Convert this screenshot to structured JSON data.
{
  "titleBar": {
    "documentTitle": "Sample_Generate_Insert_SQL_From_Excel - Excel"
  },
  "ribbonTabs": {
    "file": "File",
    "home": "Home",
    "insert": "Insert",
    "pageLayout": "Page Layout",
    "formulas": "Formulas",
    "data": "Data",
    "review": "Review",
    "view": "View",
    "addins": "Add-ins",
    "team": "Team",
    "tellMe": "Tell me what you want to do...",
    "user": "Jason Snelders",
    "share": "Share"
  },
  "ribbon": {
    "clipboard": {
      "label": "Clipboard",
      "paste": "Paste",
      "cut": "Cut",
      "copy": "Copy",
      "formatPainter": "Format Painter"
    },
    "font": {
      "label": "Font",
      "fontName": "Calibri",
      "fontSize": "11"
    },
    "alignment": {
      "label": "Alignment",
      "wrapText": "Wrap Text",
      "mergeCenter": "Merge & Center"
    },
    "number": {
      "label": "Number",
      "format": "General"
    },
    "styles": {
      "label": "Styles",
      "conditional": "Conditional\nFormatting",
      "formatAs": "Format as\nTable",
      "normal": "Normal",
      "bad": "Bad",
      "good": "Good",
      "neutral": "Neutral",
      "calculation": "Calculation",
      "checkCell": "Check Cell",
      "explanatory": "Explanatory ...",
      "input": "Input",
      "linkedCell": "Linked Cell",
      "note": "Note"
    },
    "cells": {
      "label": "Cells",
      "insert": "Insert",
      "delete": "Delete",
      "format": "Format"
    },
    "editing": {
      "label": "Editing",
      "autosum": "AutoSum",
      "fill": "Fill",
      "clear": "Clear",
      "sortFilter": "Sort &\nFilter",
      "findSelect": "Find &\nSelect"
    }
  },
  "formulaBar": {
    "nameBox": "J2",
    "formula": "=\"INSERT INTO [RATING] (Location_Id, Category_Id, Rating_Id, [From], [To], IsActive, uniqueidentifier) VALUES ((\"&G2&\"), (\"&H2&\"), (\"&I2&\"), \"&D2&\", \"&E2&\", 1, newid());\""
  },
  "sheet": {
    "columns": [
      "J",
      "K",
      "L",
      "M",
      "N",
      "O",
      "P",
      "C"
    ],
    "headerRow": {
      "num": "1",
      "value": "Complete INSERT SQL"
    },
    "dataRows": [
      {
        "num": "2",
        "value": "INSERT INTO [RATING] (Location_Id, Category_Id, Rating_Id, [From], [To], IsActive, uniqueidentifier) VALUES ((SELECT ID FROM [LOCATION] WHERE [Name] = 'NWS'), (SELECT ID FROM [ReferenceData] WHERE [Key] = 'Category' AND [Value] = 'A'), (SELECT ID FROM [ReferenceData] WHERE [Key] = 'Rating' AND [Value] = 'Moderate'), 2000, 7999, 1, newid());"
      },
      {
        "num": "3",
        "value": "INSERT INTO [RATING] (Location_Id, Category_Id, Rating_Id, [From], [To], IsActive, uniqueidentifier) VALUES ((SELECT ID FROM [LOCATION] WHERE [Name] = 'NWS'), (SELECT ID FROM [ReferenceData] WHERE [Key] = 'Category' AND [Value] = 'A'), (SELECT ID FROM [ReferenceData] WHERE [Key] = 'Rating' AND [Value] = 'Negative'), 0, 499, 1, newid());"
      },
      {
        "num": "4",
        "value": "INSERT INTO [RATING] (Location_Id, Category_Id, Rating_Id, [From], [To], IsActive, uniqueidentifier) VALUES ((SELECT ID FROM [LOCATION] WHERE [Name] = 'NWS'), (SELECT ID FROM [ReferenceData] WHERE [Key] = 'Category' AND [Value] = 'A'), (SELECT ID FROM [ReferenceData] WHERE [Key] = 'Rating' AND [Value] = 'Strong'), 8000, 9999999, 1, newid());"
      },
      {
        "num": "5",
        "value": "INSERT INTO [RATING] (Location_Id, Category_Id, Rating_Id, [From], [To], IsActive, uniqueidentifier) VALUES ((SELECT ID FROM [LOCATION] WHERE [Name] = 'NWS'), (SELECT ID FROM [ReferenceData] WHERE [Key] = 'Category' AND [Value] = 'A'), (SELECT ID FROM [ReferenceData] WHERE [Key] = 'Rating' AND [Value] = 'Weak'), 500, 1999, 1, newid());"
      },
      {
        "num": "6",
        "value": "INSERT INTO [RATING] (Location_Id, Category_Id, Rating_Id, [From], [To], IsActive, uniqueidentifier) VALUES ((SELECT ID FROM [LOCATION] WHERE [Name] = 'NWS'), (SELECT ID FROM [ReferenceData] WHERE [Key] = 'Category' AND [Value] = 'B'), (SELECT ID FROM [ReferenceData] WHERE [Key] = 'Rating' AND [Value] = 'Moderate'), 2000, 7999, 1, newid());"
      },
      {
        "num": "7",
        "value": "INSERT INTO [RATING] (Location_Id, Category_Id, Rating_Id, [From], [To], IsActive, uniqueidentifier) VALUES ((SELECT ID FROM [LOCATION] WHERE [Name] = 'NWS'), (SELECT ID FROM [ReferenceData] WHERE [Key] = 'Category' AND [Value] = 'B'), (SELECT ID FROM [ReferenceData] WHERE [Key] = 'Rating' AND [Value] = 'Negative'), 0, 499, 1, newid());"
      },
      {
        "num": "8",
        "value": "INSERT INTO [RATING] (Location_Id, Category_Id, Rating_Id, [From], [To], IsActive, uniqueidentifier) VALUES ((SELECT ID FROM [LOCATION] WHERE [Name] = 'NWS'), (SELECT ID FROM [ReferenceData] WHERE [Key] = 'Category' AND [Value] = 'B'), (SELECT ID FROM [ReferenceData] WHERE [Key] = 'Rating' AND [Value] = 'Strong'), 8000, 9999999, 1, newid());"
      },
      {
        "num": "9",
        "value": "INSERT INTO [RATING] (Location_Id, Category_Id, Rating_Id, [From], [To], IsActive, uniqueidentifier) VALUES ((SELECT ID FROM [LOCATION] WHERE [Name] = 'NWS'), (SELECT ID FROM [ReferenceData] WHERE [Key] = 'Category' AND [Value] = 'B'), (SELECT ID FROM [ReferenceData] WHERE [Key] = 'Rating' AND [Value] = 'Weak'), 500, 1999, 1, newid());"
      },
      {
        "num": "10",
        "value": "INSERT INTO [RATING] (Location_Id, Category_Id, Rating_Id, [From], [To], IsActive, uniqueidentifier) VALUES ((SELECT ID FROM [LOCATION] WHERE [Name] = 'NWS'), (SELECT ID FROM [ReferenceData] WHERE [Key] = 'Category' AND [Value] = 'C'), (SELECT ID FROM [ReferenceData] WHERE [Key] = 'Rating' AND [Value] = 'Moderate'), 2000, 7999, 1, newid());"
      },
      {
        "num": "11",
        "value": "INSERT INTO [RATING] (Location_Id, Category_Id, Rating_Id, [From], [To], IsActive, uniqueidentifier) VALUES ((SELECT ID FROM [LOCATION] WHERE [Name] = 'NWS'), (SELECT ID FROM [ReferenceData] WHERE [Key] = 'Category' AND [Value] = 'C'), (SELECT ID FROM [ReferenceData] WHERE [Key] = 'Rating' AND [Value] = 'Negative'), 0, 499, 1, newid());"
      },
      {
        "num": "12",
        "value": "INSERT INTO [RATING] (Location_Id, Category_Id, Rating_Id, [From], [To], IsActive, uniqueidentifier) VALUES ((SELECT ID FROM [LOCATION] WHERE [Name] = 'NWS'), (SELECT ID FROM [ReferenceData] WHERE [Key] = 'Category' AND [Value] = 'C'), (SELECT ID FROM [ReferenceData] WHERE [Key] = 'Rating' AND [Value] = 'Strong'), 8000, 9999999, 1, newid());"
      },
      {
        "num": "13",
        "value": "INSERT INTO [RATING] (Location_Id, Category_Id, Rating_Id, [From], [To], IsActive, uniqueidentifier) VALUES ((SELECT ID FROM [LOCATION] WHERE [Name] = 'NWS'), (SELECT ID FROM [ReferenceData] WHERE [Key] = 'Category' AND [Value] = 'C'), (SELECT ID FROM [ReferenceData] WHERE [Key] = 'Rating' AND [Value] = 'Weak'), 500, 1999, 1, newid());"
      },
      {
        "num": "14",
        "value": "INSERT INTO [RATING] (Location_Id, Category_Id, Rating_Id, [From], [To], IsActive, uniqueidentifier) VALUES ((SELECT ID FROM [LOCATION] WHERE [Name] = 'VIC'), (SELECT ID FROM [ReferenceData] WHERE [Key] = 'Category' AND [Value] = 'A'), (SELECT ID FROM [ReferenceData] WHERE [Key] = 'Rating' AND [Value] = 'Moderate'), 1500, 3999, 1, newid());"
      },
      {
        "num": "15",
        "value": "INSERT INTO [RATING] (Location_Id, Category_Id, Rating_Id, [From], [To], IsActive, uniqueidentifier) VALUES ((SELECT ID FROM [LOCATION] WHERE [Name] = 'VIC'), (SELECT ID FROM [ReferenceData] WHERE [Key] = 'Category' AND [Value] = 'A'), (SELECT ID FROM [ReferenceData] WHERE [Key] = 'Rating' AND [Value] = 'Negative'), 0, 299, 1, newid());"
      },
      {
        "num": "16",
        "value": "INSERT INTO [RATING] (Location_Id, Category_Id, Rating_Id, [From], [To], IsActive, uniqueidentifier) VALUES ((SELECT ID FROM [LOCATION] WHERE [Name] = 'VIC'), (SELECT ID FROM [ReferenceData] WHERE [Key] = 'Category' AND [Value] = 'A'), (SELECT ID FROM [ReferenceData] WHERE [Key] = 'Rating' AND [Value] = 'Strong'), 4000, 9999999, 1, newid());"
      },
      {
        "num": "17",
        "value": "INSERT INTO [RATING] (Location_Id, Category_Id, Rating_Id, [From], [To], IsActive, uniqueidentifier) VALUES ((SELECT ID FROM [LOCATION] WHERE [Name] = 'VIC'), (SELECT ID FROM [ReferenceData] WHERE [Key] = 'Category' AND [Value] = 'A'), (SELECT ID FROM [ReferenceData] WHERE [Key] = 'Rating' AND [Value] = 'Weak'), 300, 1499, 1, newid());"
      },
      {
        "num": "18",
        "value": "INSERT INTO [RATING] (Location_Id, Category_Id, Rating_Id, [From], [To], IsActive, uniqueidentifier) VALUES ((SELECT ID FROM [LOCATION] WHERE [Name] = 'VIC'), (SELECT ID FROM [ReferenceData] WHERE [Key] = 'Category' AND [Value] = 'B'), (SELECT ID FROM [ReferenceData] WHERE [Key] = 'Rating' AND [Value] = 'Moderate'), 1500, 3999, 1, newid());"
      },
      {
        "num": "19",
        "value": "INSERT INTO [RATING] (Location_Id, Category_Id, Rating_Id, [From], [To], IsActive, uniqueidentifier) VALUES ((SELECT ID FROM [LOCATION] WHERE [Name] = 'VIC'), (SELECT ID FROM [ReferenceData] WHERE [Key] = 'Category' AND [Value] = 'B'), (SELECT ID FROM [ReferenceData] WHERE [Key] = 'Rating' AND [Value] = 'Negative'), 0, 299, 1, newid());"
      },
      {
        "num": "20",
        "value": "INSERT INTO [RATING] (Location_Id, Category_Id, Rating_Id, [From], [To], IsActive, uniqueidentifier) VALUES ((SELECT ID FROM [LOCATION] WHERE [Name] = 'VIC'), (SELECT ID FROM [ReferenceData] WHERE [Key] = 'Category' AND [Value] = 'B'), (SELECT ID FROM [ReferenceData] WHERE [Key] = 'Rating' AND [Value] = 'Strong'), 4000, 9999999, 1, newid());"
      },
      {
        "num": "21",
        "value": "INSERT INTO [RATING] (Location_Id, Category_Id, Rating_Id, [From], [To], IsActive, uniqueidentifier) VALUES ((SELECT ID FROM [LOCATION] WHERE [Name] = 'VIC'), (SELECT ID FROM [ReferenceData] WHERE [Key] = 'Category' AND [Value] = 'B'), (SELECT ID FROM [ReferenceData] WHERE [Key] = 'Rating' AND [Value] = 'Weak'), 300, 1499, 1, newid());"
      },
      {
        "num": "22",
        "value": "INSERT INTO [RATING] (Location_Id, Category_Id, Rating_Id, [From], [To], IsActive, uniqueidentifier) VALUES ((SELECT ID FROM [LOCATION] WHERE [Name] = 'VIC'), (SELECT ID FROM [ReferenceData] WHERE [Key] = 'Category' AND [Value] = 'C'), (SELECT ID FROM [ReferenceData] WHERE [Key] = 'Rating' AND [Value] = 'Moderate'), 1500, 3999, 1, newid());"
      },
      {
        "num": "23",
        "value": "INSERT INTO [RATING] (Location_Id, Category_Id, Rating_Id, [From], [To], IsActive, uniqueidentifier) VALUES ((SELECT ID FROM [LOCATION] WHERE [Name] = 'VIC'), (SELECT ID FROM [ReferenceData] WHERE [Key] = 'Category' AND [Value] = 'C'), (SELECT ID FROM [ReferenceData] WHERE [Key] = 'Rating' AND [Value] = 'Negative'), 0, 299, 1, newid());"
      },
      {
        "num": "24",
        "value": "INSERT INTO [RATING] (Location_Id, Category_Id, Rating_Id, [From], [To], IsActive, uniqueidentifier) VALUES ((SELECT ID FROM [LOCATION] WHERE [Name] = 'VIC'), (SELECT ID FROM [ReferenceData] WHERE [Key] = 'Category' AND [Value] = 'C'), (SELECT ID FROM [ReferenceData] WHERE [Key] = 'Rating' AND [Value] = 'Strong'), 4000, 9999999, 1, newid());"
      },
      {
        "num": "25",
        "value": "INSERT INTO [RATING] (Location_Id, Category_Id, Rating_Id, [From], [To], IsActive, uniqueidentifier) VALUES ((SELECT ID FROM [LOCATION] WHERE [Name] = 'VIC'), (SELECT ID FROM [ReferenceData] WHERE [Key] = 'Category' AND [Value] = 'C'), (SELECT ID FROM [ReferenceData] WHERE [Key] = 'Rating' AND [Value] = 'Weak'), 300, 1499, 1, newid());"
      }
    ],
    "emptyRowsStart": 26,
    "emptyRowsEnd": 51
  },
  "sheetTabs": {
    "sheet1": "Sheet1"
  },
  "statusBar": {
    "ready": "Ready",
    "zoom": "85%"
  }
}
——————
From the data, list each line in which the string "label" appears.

      "label": "Clipboard",
      "label": "Font",
      "label": "Alignment",
      "label": "Number",
      "label": "Styles",
      "label": "Cells",
      "label": "Editing",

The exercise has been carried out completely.